In the listing below, find every line containing "instagram" and copy it out.

MATERIAL SUPPLIED:
________

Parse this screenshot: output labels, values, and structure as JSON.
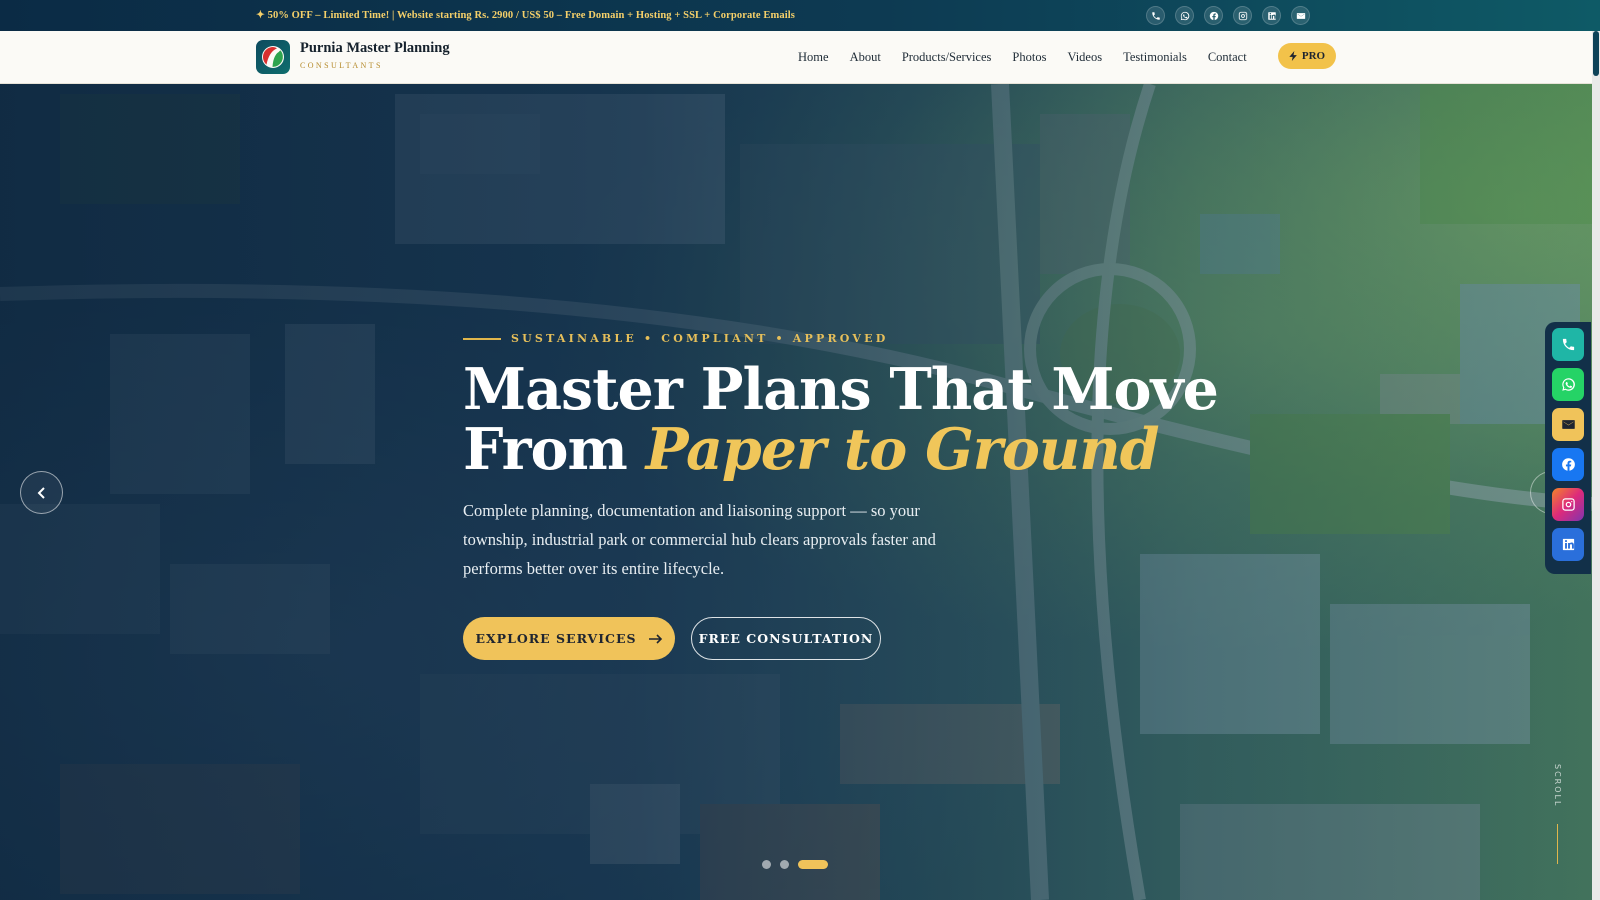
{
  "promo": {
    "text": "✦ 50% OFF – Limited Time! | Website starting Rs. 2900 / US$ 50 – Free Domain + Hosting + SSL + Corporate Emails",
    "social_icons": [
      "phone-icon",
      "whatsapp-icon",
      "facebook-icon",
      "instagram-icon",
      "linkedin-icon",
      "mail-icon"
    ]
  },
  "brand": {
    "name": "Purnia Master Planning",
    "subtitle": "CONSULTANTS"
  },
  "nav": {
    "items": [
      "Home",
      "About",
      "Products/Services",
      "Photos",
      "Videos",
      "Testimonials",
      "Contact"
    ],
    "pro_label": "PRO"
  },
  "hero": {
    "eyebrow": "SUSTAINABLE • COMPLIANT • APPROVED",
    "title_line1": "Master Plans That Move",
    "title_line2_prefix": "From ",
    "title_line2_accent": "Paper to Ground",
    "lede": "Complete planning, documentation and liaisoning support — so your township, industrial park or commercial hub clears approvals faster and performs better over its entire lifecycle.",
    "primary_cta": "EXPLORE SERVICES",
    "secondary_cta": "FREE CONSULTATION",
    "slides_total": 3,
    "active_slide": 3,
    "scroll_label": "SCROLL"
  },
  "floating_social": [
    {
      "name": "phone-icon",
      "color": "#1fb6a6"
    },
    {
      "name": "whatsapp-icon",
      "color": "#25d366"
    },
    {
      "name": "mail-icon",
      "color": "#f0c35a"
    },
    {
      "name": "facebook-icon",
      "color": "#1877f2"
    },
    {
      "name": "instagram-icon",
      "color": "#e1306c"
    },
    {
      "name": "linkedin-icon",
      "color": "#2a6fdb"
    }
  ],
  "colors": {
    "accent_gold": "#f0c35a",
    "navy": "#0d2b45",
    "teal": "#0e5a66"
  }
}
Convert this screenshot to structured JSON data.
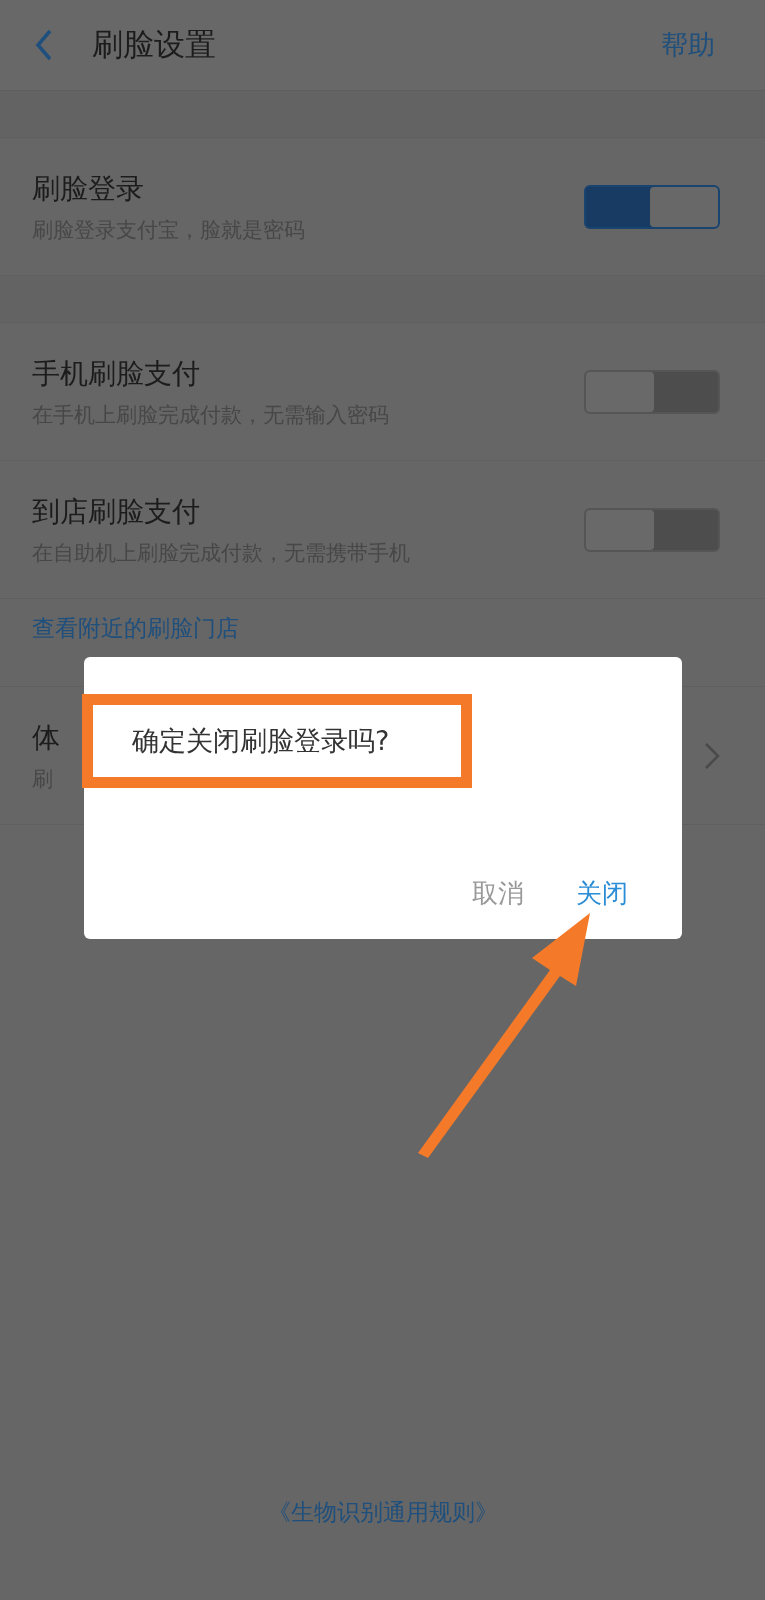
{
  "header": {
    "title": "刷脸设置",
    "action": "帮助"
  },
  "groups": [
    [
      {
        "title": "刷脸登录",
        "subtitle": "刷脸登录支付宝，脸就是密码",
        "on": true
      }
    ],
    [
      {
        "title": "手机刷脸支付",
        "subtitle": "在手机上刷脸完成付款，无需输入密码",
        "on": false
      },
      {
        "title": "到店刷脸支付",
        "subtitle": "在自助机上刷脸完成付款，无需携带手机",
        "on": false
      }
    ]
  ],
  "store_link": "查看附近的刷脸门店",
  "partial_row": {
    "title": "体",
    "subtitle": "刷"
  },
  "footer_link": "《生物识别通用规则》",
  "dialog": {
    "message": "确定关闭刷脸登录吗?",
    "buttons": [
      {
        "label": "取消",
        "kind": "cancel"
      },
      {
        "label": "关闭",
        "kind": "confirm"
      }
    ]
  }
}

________

ANSWER SECTION:
      "instagram-icon",
      "name": "instagram-icon",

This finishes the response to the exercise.